Episode 8 – Pondering Pathways: Play! (Part 2)

Welcome back to a playful episode about play! While I intended for this episode to be about play theorists, the benefits of play, and how play and learning are interconnected, I ended up taking a walk and capturing some recent reflections from my own practice and experience about how I value and notice play, lately. Here, I share my hot takes on keeping play alive in our language and observations, what I’ve been learning about Anishinaabe perspectives about animals (and how that, to me, feels playful) and  what children need post-COVID. I also included a voice note on my phone where I reflect on my own experience with play and sound lately, and Jean Clinton’s idea of positive upwards spirals/Carol Anne Wein’s suggestion of supporting the whirldwind effects of synergy and positive energy in classrooms. I’d love to hear your thoughts on play as well – how do you keep the play alive in your life? 

Just to clarify a few things, the children’s book I discuss is actually called Sometimes I Feel Like a Fox and the author is Danielle Daniel.

Jean Clinton’s idea of positive upward spirals is discussed in her book Love Builds Brains, but it’s also discusses in a conversation she has with Anne Douglas on YouTube.

Finally, Carol Anne Wein’s idea of the whirl wind effect is from the Think Feel Act document, Empowering Children in the Middle Years.

Episode 7 – Wondering About Inclusion From One Family’s Perspective, with Special Guest Sandy B.

What happens when a Human Resources manager (mom), a student teacher (middle sibling), and a grad student (eldest sibling) FaceTime for 5 minutes? Well, when it’s my family, we start theorizing about inclusion. What started as a spontaneous video call, turned into a deep conversation that challenged what we thought about inclusion, and called us to rethink how we have experienced inclusion of disability. This  prompted us to hit the record button to capture our wonderings, and it also prompted us to pause our conversation to include the most important perspective: Sandy. In my family, my youngest sibling, Sandy, lives with Down Syndrome, and in this episode she generously shares her ideas, opinions, and memories of attending multiple high school proms. This episode left me with more questions about inclusion and belonging, and begs for a next step in including  educators’ perspectives on the history of this particular example of inclusion. Just a reminder that there is a transcript of every episode available on Buzzsprout to assist in understanding what is discussed in each episode.

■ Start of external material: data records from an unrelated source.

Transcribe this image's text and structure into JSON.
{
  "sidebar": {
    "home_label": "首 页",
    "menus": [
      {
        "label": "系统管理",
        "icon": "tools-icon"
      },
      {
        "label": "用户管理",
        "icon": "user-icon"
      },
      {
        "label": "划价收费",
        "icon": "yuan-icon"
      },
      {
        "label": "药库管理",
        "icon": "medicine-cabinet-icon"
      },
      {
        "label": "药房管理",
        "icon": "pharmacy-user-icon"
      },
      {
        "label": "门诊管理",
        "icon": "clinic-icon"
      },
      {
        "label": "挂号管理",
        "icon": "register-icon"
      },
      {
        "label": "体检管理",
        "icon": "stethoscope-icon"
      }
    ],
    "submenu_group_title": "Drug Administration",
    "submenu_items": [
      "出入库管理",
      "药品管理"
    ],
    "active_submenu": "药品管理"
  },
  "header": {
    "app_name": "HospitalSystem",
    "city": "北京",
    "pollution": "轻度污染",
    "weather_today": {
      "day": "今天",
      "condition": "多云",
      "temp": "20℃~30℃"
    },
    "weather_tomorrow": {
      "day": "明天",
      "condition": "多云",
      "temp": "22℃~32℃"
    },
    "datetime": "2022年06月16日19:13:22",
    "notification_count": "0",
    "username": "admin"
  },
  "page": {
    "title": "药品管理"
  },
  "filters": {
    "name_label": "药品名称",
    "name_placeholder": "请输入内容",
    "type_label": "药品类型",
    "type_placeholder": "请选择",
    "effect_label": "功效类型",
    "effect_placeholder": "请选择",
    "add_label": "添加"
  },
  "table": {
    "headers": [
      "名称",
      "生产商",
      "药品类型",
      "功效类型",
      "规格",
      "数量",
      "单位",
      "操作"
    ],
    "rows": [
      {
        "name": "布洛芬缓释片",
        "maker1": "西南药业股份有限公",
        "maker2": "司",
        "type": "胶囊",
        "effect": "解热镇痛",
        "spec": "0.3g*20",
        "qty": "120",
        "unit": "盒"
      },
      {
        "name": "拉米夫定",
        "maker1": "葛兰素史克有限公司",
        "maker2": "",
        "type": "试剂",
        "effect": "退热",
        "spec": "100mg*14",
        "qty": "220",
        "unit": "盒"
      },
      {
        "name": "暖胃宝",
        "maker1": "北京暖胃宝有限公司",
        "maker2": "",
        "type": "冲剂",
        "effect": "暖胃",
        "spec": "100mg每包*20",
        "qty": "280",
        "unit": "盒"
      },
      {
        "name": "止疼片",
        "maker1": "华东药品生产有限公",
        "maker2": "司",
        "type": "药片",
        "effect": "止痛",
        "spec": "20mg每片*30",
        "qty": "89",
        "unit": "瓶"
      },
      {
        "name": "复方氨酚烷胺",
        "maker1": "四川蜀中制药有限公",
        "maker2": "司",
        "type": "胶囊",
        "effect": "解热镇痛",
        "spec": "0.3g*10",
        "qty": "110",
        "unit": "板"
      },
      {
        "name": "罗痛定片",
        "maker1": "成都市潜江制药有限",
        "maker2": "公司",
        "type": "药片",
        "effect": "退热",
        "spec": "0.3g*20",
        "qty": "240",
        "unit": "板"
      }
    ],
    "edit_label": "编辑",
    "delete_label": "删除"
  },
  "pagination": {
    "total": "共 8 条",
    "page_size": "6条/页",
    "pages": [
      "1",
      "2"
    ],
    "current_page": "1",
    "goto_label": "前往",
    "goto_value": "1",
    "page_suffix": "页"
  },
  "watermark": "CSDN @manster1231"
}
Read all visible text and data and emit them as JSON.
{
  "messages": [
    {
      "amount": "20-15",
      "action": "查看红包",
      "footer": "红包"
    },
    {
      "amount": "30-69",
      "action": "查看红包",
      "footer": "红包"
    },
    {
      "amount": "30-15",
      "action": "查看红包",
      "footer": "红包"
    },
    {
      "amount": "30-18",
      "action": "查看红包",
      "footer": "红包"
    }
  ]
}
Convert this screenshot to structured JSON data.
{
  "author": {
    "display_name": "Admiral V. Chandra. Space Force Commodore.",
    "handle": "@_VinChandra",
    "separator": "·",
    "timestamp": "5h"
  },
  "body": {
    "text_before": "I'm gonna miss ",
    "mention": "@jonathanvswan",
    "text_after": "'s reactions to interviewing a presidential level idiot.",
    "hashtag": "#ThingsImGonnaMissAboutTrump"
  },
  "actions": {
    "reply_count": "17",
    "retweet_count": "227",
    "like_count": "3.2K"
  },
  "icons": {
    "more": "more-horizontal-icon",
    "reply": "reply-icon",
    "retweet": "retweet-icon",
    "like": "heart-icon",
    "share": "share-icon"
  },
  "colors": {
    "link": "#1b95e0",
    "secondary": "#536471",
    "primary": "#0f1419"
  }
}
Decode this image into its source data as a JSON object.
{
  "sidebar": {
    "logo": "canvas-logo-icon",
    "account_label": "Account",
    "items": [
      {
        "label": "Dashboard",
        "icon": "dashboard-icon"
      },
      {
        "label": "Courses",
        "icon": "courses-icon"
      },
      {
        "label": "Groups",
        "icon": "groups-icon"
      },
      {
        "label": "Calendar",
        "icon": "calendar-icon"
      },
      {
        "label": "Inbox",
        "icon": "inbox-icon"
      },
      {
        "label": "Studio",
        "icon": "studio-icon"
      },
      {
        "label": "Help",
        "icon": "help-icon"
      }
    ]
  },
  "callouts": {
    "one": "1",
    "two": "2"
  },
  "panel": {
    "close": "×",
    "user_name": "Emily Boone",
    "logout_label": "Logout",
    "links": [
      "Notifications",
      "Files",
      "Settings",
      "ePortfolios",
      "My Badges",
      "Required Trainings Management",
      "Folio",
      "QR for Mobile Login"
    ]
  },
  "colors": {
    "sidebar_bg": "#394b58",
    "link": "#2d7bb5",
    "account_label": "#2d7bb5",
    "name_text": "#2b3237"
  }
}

In this episode, we chat about one specific example of inclusion, which is a prom that is facilitated by the Life Skills Program that Sandy attended during high school. There are two different conversations that discuss the prom throughout the episode: a conversation between myself, Alison (my sibling), and my mom (the first half of the episode), and then a conversation between myself and Sandy (second half of the episode). Our intention here is not to actually critique the prom at all, because, as you find out, Sandy enjoys attending it. Instead, we are just capturing our fleeting perspectives about how the prom did or did not involve inclusion, and how it might end up looking different under various conditions. We don’t really have coherent opinions here, and its more of a wandering conversation with some wonderings musings, realizations questions about part of some of our experiences as a family as it pertains to inclusion, since our family has engaged with multiple institutions and programs that have had varying degrees of inclusion. We gravitated to this example of inclusion, the prom, because there is an analogy about how inclusion is being invited to the dance, but belonging is being asked to dance ( which I need to track down and cite, forgive me). So, by sharing my family’s perspectives on this dance, we hope it contributes to larger conversations about inclusion, accessibility, equity, voice, choice, and belonging.

We also invite feedback, additional perspectives, and other stories from lived experiences with various versions of events or programs for the purposes of accessibility and inclusion to be shared, and I would be delighted to engage in a follow up conversation with anyone who feels called to discuss this topic with me.

What did this episode make you curious about?